California, New York, and other democrat-run states have individually announced a ban on the sale of internal combustion engine vehicles by 2035. And before that happens, it looks like lawmakers in Washington DC are planning to help push the rise of electric vehicles with a new bill. The specifics of the bill detail that tax credits of up to $12,500 per vehicle for any union-built zero-emission automobile built in the United States. According to Reuters, other zero-emission cars either built in non-union plants or imported from elsewhere will continue with a $7,500 incentive. Being that all American General Motors, Ford Motor Company and Stellantis plants are unionized, this bill would strongly and exclusively favor America’s three biggest automotive manufacturing companies. This comes at a time when each of them are going full steam ahead on EVs, with big unveils recently including the GMC Hummer EV, the Ford F-150 Lightning, and confirmation of a Ram EV as well.

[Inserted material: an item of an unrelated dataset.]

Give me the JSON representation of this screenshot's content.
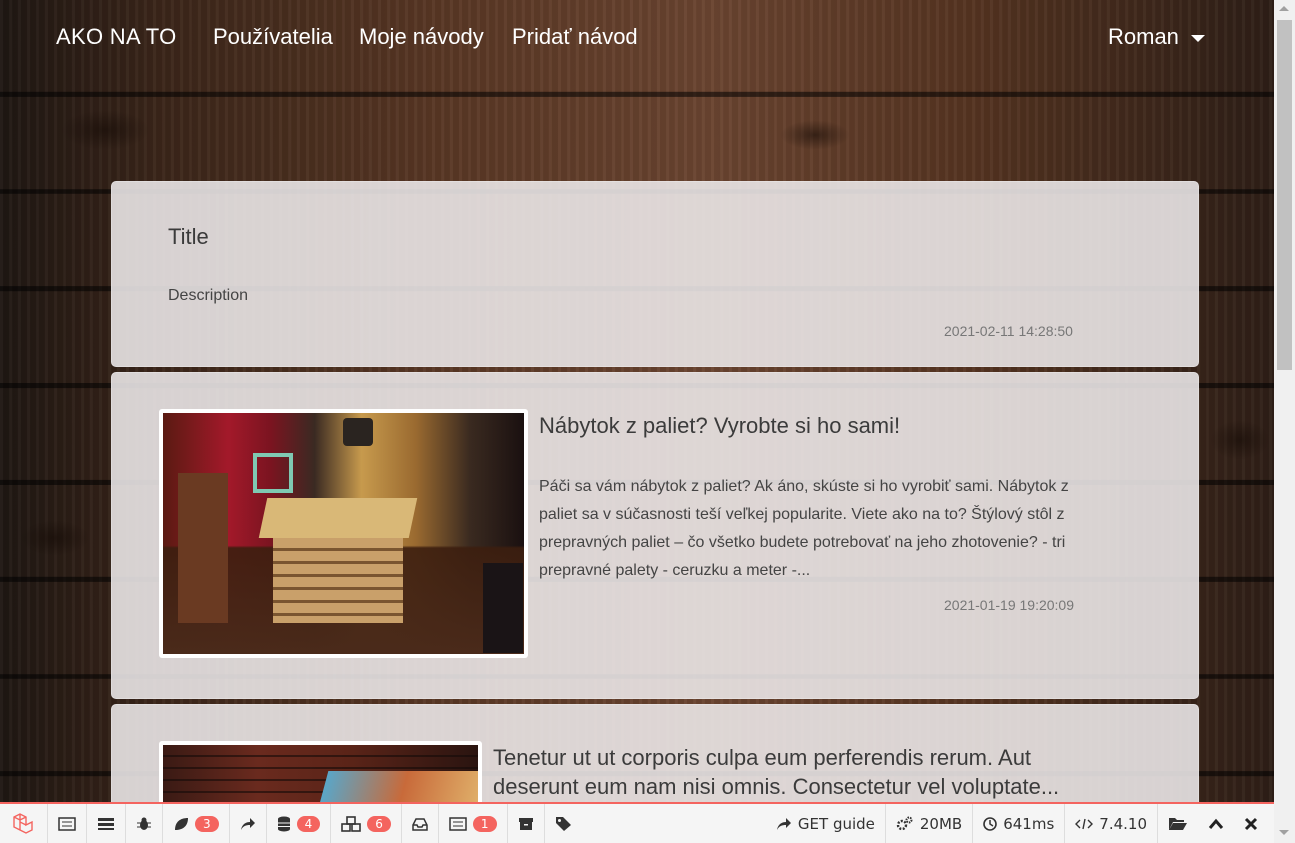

The bill also eliminates the cap that ended tax credits on zero emission vehicles made by automakers that have already sold 200,000 units of them. Thirdly, a minor credit up to $2,500 for the purchase of a used EV is in the bill.
General Motors, Ford, Stellantis, UAW Have An Advantage
GM, Ford, and Stellantis (parent company of FCA) assemble their U.S.-made vehicles in plants represented by the United Auto Workers union. At the same time, foreign automakers that have a manufacturing footprint in the U.S. – particularly in the south – don’t have unions representing their assembly workers, which gives the Big 3 an advantage. As a result, rival automakers such as Toyota and Honda oppose the bill. Honda even came out with a statement regarding that its workers “deserve fair treatment from Congress and should not be penalized for their choice of a workplace.”
Tesla Motors would also be left out of the $12,500 tax credit, as Tesla plants are not unionized.
For the bill to pass, the Democrats will need to hold onto all 50 of their Democratic Senate Votes, with Republicans harshly criticizing the spending bill. In May, the Senate approved legislation that boosts EV credits up to $12,500 for U.S. vehicles made by union workers, but it didn’t remove the phase-out for manufacturers after they hit the 200,000 unit mark. The bill would last for ten years, and consumers would be able to deduct the value of their credit from the sales price upon purchasing their vehicle.
The bill would also limit the EV credit to cars $55,000 or less, with trucks being $74,000 or less. This would put vehicles like the GMC Hummer EV Edition 1 and an optioned-out Rivian R1T outside of tax credit eligibility, but that price ceiling is still pretty high if you ask us. The Senate also passed a vote prohibiting taxpayers from claiming EV tax credits if they make more than $100,000 annually.